■ DATA PROVIDED ■
:::::

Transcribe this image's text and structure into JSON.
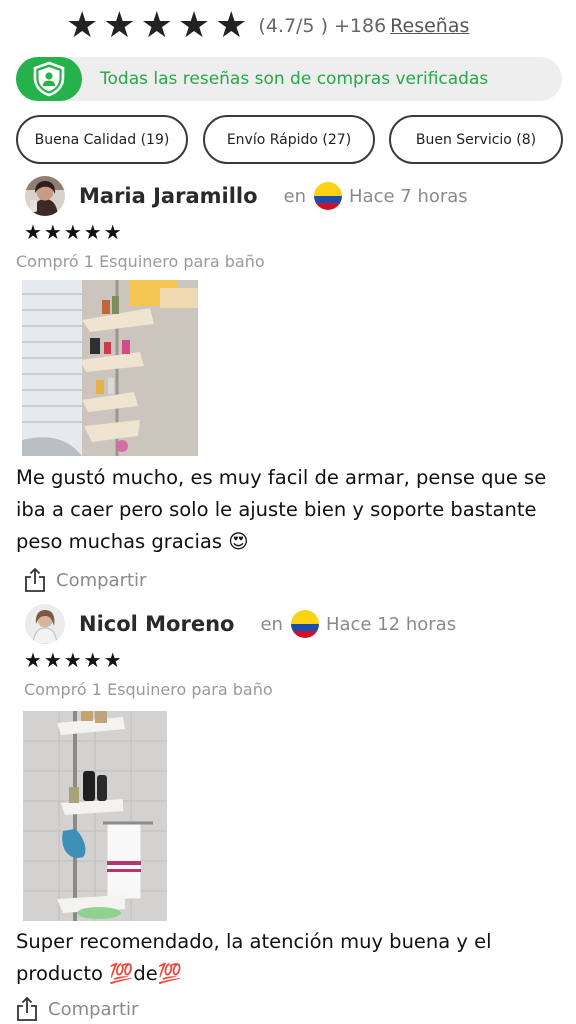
{
  "summary": {
    "stars": [
      "★",
      "★",
      "★",
      "★",
      "★"
    ],
    "score": "(4.7/5 )",
    "count": "+186",
    "reviews_link": "Reseñas"
  },
  "verified_banner": {
    "icon": "shield-user-icon",
    "text": "Todas las reseñas son de compras verificadas",
    "accent": "#26b24b"
  },
  "tags": [
    {
      "label": "Buena Calidad (19)"
    },
    {
      "label": "Envío Rápido (27)"
    },
    {
      "label": "Buen Servicio (8)"
    }
  ],
  "reviews": [
    {
      "name": "Maria Jaramillo",
      "en": "en",
      "country_icon": "colombia-flag-icon",
      "time": "Hace 7 horas",
      "stars": "★★★★★",
      "purchase": "Compró 1 Esquinero para baño",
      "text": "Me gustó mucho, es muy facil de armar, pense que se iba a caer pero solo le ajuste bien y soporte bastante peso muchas gracias 😍",
      "share": "Compartir"
    },
    {
      "name": "Nicol Moreno",
      "en": "en",
      "country_icon": "colombia-flag-icon",
      "time": "Hace 12 horas",
      "stars": "★★★★★",
      "purchase": "Compró 1 Esquinero para baño",
      "text": "Super recomendado, la atención muy buena y el producto 💯de💯",
      "share": "Compartir"
    }
  ]
}
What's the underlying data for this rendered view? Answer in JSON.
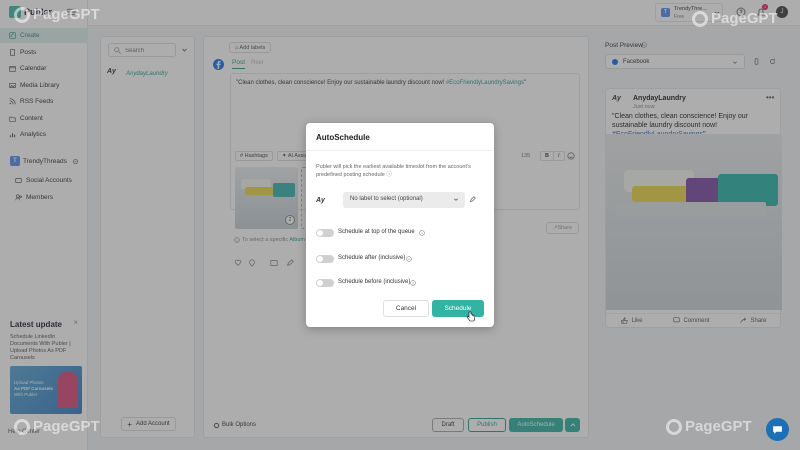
{
  "app": {
    "name": "Publer"
  },
  "sidebar": {
    "nav": [
      {
        "label": "Create",
        "icon": "pencil-square-icon",
        "active": true
      },
      {
        "label": "Posts",
        "icon": "document-icon"
      },
      {
        "label": "Calendar",
        "icon": "calendar-icon"
      },
      {
        "label": "Media Library",
        "icon": "image-icon"
      },
      {
        "label": "RSS Feeds",
        "icon": "rss-icon"
      },
      {
        "label": "Content",
        "icon": "folder-icon"
      },
      {
        "label": "Analytics",
        "icon": "chart-icon"
      }
    ],
    "workspace": {
      "initial": "T",
      "name": "TrendyThreads"
    },
    "workspace_nav": [
      {
        "label": "Social Accounts",
        "icon": "users-icon"
      },
      {
        "label": "Members",
        "icon": "people-icon"
      }
    ],
    "latest_update": {
      "title": "Latest update",
      "text": "Schedule LinkedIn Documents With Publer | Upload Photos As PDF Carousels",
      "image_lines": [
        "Upload Photos",
        "As PDF Carousels",
        "With Publer"
      ]
    },
    "help_center": "Help Center"
  },
  "topbar": {
    "account": {
      "initial": "T",
      "name": "TrendyThre...",
      "plan": "Free"
    },
    "notification_count": "1",
    "user_initial": "J"
  },
  "accounts_panel": {
    "search_placeholder": "Search",
    "account_logo": "Ay",
    "account_name": "AnydayLaundry",
    "add_account": "Add Account"
  },
  "composer": {
    "add_labels": "Add labels",
    "tabs": {
      "post": "Post",
      "reel": "Reel"
    },
    "post_text": "\"Clean clothes, clean conscience! Enjoy our sustainable laundry discount now! ",
    "post_hashtag": "#EcoFriendlyLaundrySavings",
    "post_text_end": "\"",
    "hashtags": "Hashtags",
    "ai_assist": "AI Assist",
    "char_count": "135",
    "bold_label": "B",
    "italic_label": "I",
    "albums_hint_prefix": "To select a specific",
    "albums_hint_link": "Album",
    "thumb_badge": "2",
    "share_label": "Share",
    "bulk_options": "Bulk Options",
    "buttons": {
      "draft": "Draft",
      "publish": "Publish",
      "autoschedule": "AutoSchedule"
    }
  },
  "preview": {
    "title": "Post Preview",
    "network": "Facebook",
    "card": {
      "avatar": "Ay",
      "name": "AnydayLaundry",
      "time": "Just now",
      "text": "\"Clean clothes, clean conscience! Enjoy our sustainable laundry discount now! ",
      "hashtag": "#EcoFriendlyLaundrySavings",
      "text_end": "\"",
      "actions": {
        "like": "Like",
        "comment": "Comment",
        "share": "Share"
      }
    }
  },
  "modal": {
    "title": "AutoSchedule",
    "description": "Publer will pick the earliest available timeslot from the account's predefined posting schedule",
    "logo": "Ay",
    "label_select": "No label to select (optional)",
    "toggles": [
      {
        "label": "Schedule at top of the queue"
      },
      {
        "label": "Schedule after (inclusive)"
      },
      {
        "label": "Schedule before (inclusive)"
      }
    ],
    "cancel": "Cancel",
    "schedule": "Schedule"
  },
  "watermark": "PageGPT",
  "colors": {
    "accent": "#33b3a2",
    "hashtag": "#2a9d8f",
    "facebook": "#1877f2"
  }
}
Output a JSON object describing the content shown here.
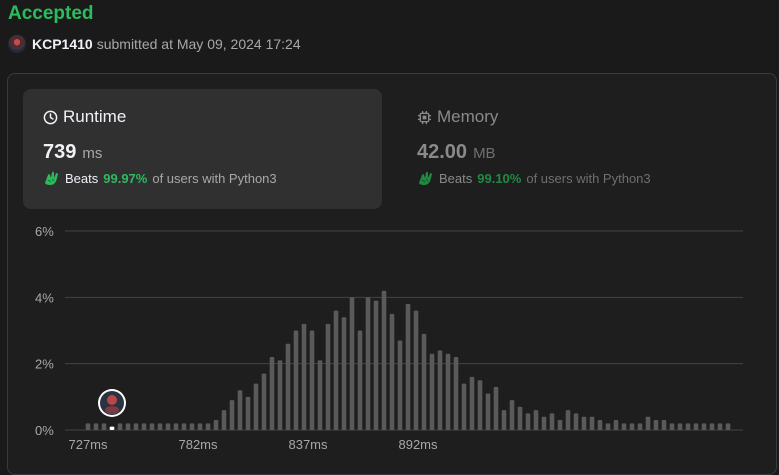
{
  "header": {
    "status": "Accepted",
    "username": "KCP1410",
    "submitted_text": "submitted at May 09, 2024 17:24"
  },
  "cards": {
    "runtime": {
      "title": "Runtime",
      "value": "739",
      "unit": "ms",
      "beats_label": "Beats",
      "beats_pct": "99.97%",
      "suffix": "of users with Python3",
      "icon": "clock-icon"
    },
    "memory": {
      "title": "Memory",
      "value": "42.00",
      "unit": "MB",
      "beats_label": "Beats",
      "beats_pct": "99.10%",
      "suffix": "of users with Python3",
      "icon": "chip-icon"
    }
  },
  "colors": {
    "accepted": "#2cbb5d",
    "bar": "#5a5a5a",
    "highlight_bar": "#ffffff",
    "grid": "#444444"
  },
  "chart_data": {
    "type": "bar",
    "xlabel": "",
    "ylabel": "",
    "ylim": [
      0,
      6
    ],
    "yticks": [
      "6%",
      "4%",
      "2%",
      "0%"
    ],
    "ytick_values": [
      6,
      4,
      2,
      0
    ],
    "xticks": [
      "727ms",
      "782ms",
      "837ms",
      "892ms"
    ],
    "xtick_values": [
      727,
      782,
      837,
      892
    ],
    "x": [
      727,
      731,
      735,
      739,
      743,
      747,
      751,
      755,
      759,
      763,
      767,
      771,
      775,
      779,
      783,
      787,
      791,
      795,
      799,
      803,
      807,
      811,
      815,
      819,
      823,
      827,
      831,
      835,
      839,
      843,
      847,
      851,
      855,
      859,
      863,
      867,
      871,
      875,
      879,
      883,
      887,
      891,
      895,
      899,
      903,
      907,
      911,
      915,
      919,
      923,
      927,
      931,
      935,
      939,
      943,
      947,
      951,
      955,
      959,
      963,
      967,
      971,
      975,
      979,
      983,
      987,
      991,
      995,
      999,
      1003,
      1007,
      1011,
      1015,
      1019,
      1023,
      1027,
      1031,
      1035,
      1039,
      1043,
      1047
    ],
    "values": [
      0.2,
      0.2,
      0.2,
      0.1,
      0.2,
      0.2,
      0.2,
      0.2,
      0.2,
      0.2,
      0.2,
      0.2,
      0.2,
      0.2,
      0.2,
      0.2,
      0.3,
      0.6,
      0.9,
      1.2,
      1.0,
      1.4,
      1.7,
      2.2,
      2.1,
      2.6,
      3.0,
      3.2,
      3.0,
      2.1,
      3.2,
      3.6,
      3.4,
      4.0,
      3.0,
      4.0,
      3.9,
      4.2,
      3.5,
      2.7,
      3.8,
      3.6,
      2.9,
      2.3,
      2.4,
      2.3,
      2.2,
      1.4,
      1.6,
      1.5,
      1.1,
      1.3,
      0.6,
      0.9,
      0.7,
      0.5,
      0.6,
      0.4,
      0.5,
      0.3,
      0.6,
      0.5,
      0.4,
      0.4,
      0.3,
      0.2,
      0.3,
      0.2,
      0.2,
      0.2,
      0.4,
      0.3,
      0.3,
      0.2,
      0.2,
      0.2,
      0.2,
      0.2,
      0.2,
      0.2,
      0.2
    ],
    "highlight_x": 739
  }
}
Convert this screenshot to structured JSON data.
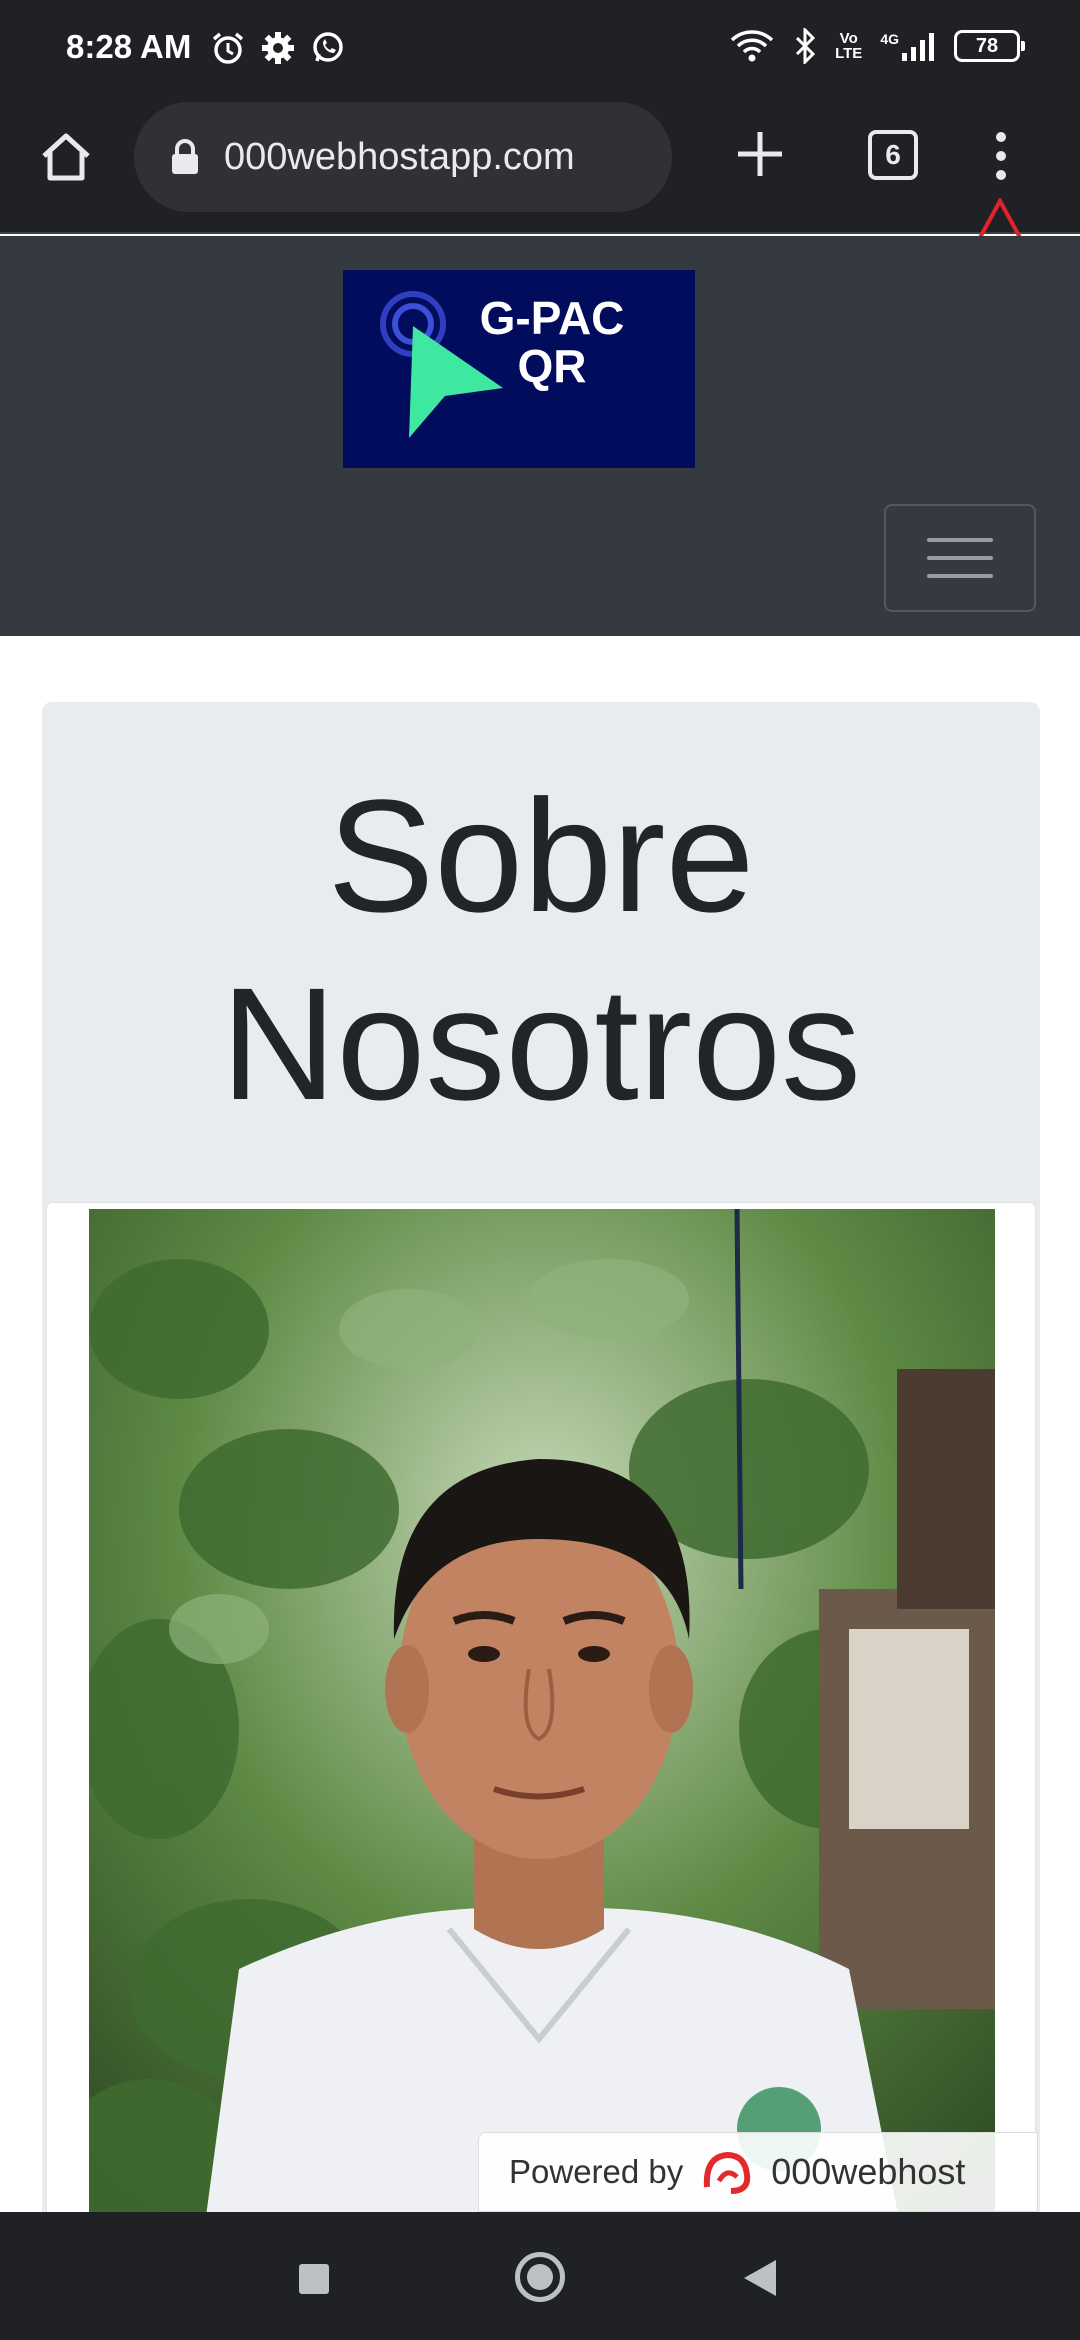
{
  "status_bar": {
    "time": "8:28 AM",
    "left_icons": [
      "alarm-icon",
      "gear-icon",
      "whatsapp-icon"
    ],
    "right_icons": [
      "wifi-icon",
      "bluetooth-icon",
      "volte-icon",
      "signal-icon"
    ],
    "volte_top": "Vo",
    "volte_bottom": "LTE",
    "network": "4G",
    "battery": "78"
  },
  "browser": {
    "url": "000webhostapp.com",
    "tab_count": "6"
  },
  "site": {
    "logo_text_line1": "G-PAC",
    "logo_text_line2": "QR",
    "colors": {
      "navbar": "#343a40",
      "logo_bg": "#020c5c",
      "logo_accent": "#3ee8a0"
    }
  },
  "main": {
    "title_line1": "Sobre",
    "title_line2": "Nosotros"
  },
  "badge": {
    "label": "Powered by",
    "brand": "000webhost"
  }
}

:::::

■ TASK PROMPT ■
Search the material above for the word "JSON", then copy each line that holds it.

■ RESULT FOR THIS EXERCISE ■
Transcribe this image's text and structure into JSON.
What's the underlying data for this rendered view? Answer in JSON.
Output a JSON object describing the content shown here.
Convert this screenshot to structured JSON data.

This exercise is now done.